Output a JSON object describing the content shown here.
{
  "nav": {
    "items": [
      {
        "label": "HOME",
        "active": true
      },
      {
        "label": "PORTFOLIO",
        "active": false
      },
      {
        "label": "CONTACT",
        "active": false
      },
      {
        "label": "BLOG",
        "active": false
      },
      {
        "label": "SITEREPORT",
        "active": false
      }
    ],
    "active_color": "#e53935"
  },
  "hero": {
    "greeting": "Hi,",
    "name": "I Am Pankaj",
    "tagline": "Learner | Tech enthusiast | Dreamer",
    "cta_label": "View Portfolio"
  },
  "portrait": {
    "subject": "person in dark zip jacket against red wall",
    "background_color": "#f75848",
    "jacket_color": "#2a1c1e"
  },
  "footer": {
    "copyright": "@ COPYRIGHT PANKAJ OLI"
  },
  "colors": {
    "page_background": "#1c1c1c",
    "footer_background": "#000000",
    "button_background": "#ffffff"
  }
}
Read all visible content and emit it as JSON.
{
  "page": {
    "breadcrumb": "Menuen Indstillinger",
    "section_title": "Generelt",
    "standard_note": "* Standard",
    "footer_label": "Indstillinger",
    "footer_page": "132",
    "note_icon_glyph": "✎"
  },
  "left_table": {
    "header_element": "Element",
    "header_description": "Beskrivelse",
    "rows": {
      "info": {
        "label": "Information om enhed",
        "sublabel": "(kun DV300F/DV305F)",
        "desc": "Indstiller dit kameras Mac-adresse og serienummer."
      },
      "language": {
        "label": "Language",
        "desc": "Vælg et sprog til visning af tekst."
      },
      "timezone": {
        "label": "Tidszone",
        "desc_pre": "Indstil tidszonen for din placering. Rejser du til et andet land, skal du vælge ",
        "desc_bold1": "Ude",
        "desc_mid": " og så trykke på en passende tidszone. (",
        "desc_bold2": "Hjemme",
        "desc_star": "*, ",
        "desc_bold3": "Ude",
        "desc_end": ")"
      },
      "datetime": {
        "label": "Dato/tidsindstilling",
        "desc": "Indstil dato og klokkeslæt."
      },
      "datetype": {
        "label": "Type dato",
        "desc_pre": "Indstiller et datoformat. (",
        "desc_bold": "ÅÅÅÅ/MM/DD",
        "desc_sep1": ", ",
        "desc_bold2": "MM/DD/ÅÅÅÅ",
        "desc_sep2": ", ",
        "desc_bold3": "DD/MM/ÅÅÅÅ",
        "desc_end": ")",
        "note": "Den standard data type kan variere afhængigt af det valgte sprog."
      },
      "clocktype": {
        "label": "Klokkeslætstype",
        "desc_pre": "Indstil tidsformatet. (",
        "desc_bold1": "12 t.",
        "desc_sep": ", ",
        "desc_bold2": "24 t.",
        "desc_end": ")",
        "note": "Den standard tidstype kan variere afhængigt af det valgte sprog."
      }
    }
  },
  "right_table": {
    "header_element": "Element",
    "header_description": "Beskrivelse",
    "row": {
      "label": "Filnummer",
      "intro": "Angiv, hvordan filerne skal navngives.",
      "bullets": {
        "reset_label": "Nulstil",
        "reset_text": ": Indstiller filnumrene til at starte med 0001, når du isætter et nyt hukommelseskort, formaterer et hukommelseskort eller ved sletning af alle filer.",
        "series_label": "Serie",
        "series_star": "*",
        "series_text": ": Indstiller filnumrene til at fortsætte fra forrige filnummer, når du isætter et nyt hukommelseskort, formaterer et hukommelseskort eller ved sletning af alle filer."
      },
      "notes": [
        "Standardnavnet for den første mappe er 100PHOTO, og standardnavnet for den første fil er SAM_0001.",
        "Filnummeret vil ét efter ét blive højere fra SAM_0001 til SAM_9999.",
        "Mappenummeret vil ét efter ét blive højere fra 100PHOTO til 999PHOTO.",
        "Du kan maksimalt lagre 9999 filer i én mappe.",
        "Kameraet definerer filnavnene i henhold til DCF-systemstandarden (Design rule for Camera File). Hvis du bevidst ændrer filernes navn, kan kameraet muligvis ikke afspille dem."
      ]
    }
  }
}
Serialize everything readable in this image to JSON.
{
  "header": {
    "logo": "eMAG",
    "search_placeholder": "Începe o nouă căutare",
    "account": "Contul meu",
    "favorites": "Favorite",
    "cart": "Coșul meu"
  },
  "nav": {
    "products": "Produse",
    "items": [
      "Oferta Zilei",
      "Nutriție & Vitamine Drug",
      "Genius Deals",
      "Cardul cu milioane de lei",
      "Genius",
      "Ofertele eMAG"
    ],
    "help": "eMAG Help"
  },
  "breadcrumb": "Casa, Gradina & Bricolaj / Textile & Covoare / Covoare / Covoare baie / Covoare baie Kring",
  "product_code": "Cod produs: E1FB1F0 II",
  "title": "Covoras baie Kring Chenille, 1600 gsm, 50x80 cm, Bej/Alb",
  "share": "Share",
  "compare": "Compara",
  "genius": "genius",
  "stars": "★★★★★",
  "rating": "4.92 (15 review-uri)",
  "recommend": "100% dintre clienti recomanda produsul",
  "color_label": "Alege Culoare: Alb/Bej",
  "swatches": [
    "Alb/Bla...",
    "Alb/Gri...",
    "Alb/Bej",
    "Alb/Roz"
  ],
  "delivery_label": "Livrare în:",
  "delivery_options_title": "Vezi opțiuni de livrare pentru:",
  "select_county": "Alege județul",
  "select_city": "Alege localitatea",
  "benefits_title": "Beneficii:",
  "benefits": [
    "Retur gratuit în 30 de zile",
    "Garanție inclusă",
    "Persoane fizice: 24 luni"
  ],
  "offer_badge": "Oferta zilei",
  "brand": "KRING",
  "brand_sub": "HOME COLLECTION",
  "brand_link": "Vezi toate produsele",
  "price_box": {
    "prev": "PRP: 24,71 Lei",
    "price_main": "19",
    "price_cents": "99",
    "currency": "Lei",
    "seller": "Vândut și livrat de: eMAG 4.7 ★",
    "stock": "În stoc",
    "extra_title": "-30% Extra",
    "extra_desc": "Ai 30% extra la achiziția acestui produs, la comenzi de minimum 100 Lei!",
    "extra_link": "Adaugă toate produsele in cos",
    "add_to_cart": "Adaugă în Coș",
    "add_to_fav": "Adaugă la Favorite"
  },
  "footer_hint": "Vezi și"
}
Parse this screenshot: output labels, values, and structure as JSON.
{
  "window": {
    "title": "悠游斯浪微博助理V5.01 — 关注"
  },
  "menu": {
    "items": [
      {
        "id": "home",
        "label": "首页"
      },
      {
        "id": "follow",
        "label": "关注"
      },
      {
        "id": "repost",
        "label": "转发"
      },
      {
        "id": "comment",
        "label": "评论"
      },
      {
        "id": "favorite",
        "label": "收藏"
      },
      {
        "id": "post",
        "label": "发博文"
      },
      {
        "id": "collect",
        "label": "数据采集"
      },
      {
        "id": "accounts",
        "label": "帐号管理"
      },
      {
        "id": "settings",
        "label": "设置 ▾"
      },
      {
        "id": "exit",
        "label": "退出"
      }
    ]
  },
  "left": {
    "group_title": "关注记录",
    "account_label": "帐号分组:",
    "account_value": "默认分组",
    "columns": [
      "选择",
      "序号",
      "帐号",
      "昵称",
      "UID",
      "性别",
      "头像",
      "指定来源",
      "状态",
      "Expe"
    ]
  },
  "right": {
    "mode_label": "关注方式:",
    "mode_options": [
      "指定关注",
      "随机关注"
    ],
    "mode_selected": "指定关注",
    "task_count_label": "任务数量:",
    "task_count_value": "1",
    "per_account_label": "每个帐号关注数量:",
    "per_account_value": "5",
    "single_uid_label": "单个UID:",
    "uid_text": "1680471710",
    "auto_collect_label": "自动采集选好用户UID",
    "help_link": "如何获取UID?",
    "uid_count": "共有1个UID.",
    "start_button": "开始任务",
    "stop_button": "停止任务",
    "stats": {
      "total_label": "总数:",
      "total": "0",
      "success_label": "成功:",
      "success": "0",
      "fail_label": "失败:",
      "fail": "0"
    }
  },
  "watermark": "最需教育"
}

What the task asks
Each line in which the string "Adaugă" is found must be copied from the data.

Exercise solution
    "extra_link": "Adaugă toate produsele in cos",
    "add_to_cart": "Adaugă în Coș",
    "add_to_fav": "Adaugă la Favorite"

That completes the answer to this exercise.